In the past year, AI image generators such as Stable Diffusion and Midjourney have become more prevalent in artistic spaces, due to the use of these tools in generating artwork. The nature of these tools requires that art pieces on the internet are scraped to create the database on which the AI model is trained. This allows people to use AI generators to replicate the likeness of specific art styles without receiving permission from the artists themselves. The lack of protection over artists’ works online along with the rise in usage of AI art for commercial practices has caused concern regarding the rights of artists within the art industry. Despite the various calls for lawsuits against companies developing AI tools such as Meta, OpenAI, and Google, no concrete legislation has been passed to protect the work and personal information of artists online. However, the creators of Nightshade, a data poisoning tool targeted at AI scraping, may have a solution.

Nightshade is a tool developed by researchers from the University of Chicago, aimed at giving power back to artists. The way that the tool works to “poison” data is by allowing artists to add invisible pixels to their art in a way that is undetectable by humans, but impairs the AI model’s ability to correctly label the work. For example, the AI may process a picture of a car as a cow due to the effects of Nightshade on the image. This improper training of the AI can cause the AI to generate more images of cows when the user prompts it to generate an image of a car.
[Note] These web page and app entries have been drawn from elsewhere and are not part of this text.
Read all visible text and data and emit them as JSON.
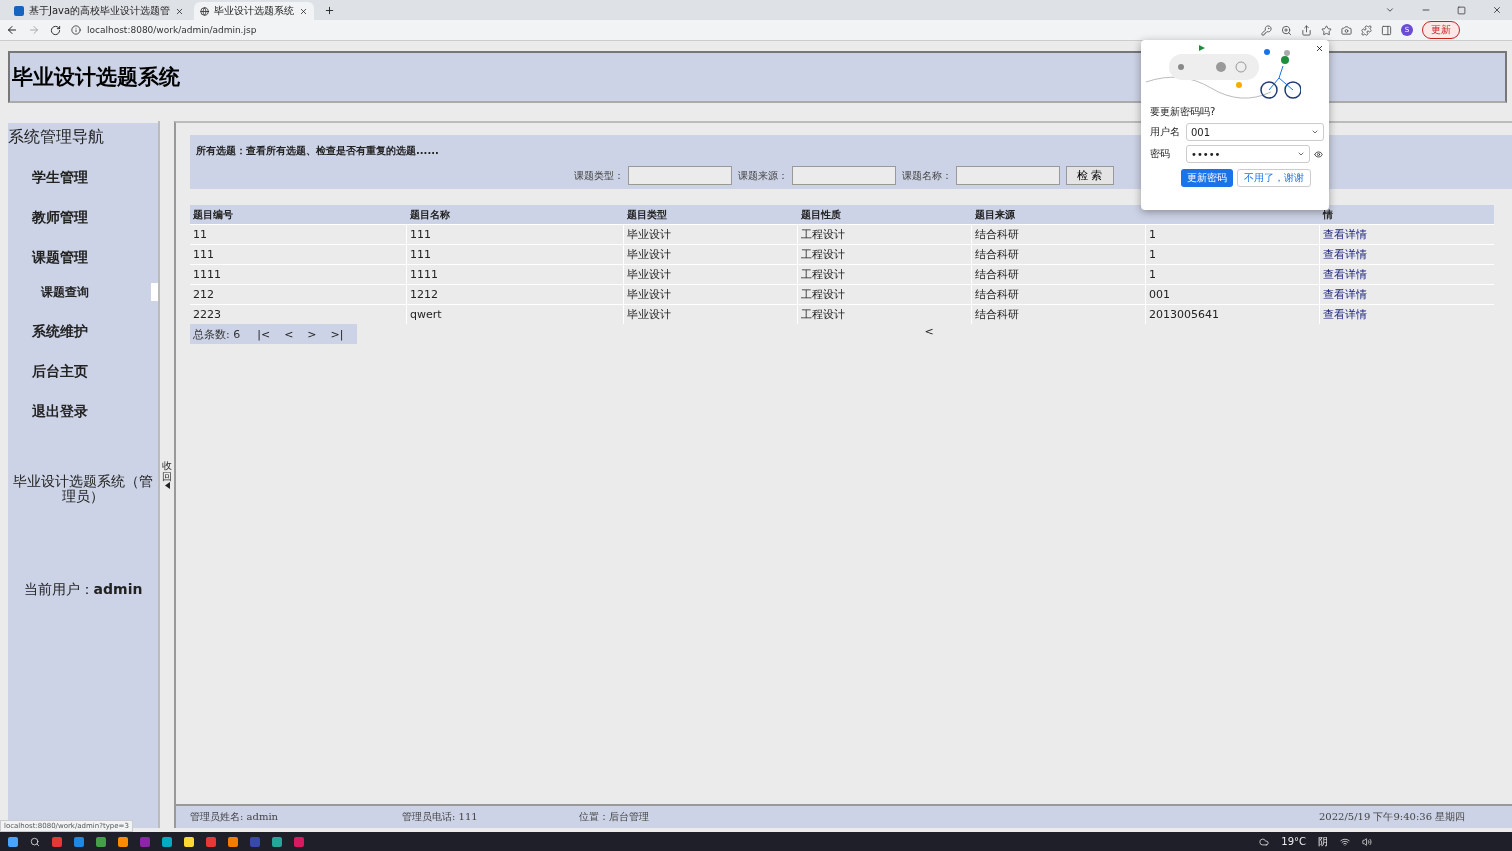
{
  "browser": {
    "tabs": [
      {
        "title": "基于Java的高校毕业设计选题管",
        "selected": false
      },
      {
        "title": "毕业设计选题系统",
        "selected": true
      }
    ],
    "url": "localhost:8080/work/admin/admin.jsp",
    "profile": "S",
    "update_button": "更新"
  },
  "header": {
    "title": "毕业设计选题系统"
  },
  "sidebar": {
    "heading": "系统管理导航",
    "items": [
      {
        "label": "学生管理",
        "kind": "main",
        "selected": false
      },
      {
        "label": "教师管理",
        "kind": "main",
        "selected": false
      },
      {
        "label": "课题管理",
        "kind": "main",
        "selected": false
      },
      {
        "label": "课题查询",
        "kind": "sub",
        "selected": true
      },
      {
        "label": "系统维护",
        "kind": "main",
        "selected": false
      },
      {
        "label": "后台主页",
        "kind": "main",
        "selected": false
      },
      {
        "label": "退出登录",
        "kind": "main",
        "selected": false
      }
    ],
    "note": "毕业设计选题系统（管理员）",
    "user_label": "当前用户：",
    "user": "admin",
    "collapse": "收回"
  },
  "search": {
    "description": "所有选题：查看所有选题、检查是否有重复的选题......",
    "fields": [
      {
        "label": "课题类型："
      },
      {
        "label": "课题来源："
      },
      {
        "label": "课题名称："
      }
    ],
    "button": "检 索"
  },
  "table": {
    "columns": [
      {
        "label": "题目编号"
      },
      {
        "label": "题目名称"
      },
      {
        "label": "题目类型"
      },
      {
        "label": "题目性质"
      },
      {
        "label": "题目来源"
      },
      {},
      {
        "label": "情"
      }
    ],
    "rows": [
      {
        "cells": [
          "11",
          "111",
          "毕业设计",
          "工程设计",
          "结合科研",
          "1"
        ],
        "link": "查看详情"
      },
      {
        "cells": [
          "111",
          "111",
          "毕业设计",
          "工程设计",
          "结合科研",
          "1"
        ],
        "link": "查看详情"
      },
      {
        "cells": [
          "1111",
          "1111",
          "毕业设计",
          "工程设计",
          "结合科研",
          "1"
        ],
        "link": "查看详情"
      },
      {
        "cells": [
          "212",
          "1212",
          "毕业设计",
          "工程设计",
          "结合科研",
          "001"
        ],
        "link": "查看详情"
      },
      {
        "cells": [
          "2223",
          "qwert",
          "毕业设计",
          "工程设计",
          "结合科研",
          "2013005641"
        ],
        "link": "查看详情"
      }
    ]
  },
  "pagination": {
    "total": "总条数: 6",
    "buttons": [
      "|<",
      "<",
      ">",
      ">|"
    ],
    "stray": "<"
  },
  "footer": [
    "管理员姓名: admin",
    "管理员电话: 111",
    "位置：后台管理",
    "2022/5/19 下午9:40:36 星期四"
  ],
  "popup": {
    "title": "要更新密码吗?",
    "fields": [
      {
        "label": "用户名",
        "value": "001"
      },
      {
        "label": "密码",
        "value": "•••••",
        "kind": "password"
      }
    ],
    "primary": "更新密码",
    "secondary": "不用了，谢谢"
  },
  "status_url": "localhost:8080/work/admin?type=3",
  "taskbar": {
    "temperature": "19°C",
    "weather": "阴"
  }
}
According to the research team, the usage of poisoned images was effective in causing applications like Stable Diffusion to generate distorted images throughout training the AI. Ben Zhao, one of the creators of Nightshade notes that “we show that a moderate number of Nightshade attacks can destabilize general features in a text-to-image generative model, effectively disabling its ability to generate meaningful images”. This means that, with enough uses, Nightshade can heavily impact the AI model that is used to generate images.

To become so effective, Nightshade takes advantage of the security vulnerability in AI models that programs like Stable Diffusion use. Because AI-generating applications use large amounts of data collected all over the internet, there is a greater chance that “poisoned” data can manipulate AI models. Likewise, after the model has been trained with multiple “poisoned” images over time, it is difficult to unlearn the habits created. Zhao acknowledges the potential risks of security vulnerability in the AI models, as people may abuse the data poisoning technique for malicious reasons. However, those such as Junfeng Yang, a computer scientist at Columbia University believe that Nightshade may be a necessary force in making AI-utilizing companies respect the rights of artists and creators. She has studied the security of deep-learning systems and agrees that Nightshade if used on a widespread level, can seriously impact the way that AI-utilizing companies operate their applications.

The tool shows great potential in protecting artists looking to continue posting online, without the added risk of their art being used to train an AI model against them. After months of no response through copyright protection laws or intellectual property violations, many believe that Nightshade may be a powerful force in bringing back power to the creators. Professional illustrator Autumn Beverly tells MIT Review that “tools like Nightshade and Glaze have given her the confidence to post her work online again”. The morale boost given by Nightshade may be the push needed for artists to mobilize against the growing usage of AI image-generating companies.

Works Cited

David, Emilia. “Artists Can Use a Data Poisoning Tool to Confuse Dall-E and Corrupt AI Scraping.” The Verge, The Verge, 25 Oct. 2023,

Heikkilä, Melissa. “This New Data Poisoning Tool Lets Artists Fight Back against Generative AI.” MIT Technology Review, MIT Technology Review, 24 Oct. 2023,

Magazine, Smithsonian. “Artists Can Use This Tool to Protect Their Work from A.I. Scraping.” Smithsonian.Com, Smithsonian Institution, 3 Nov. 2023,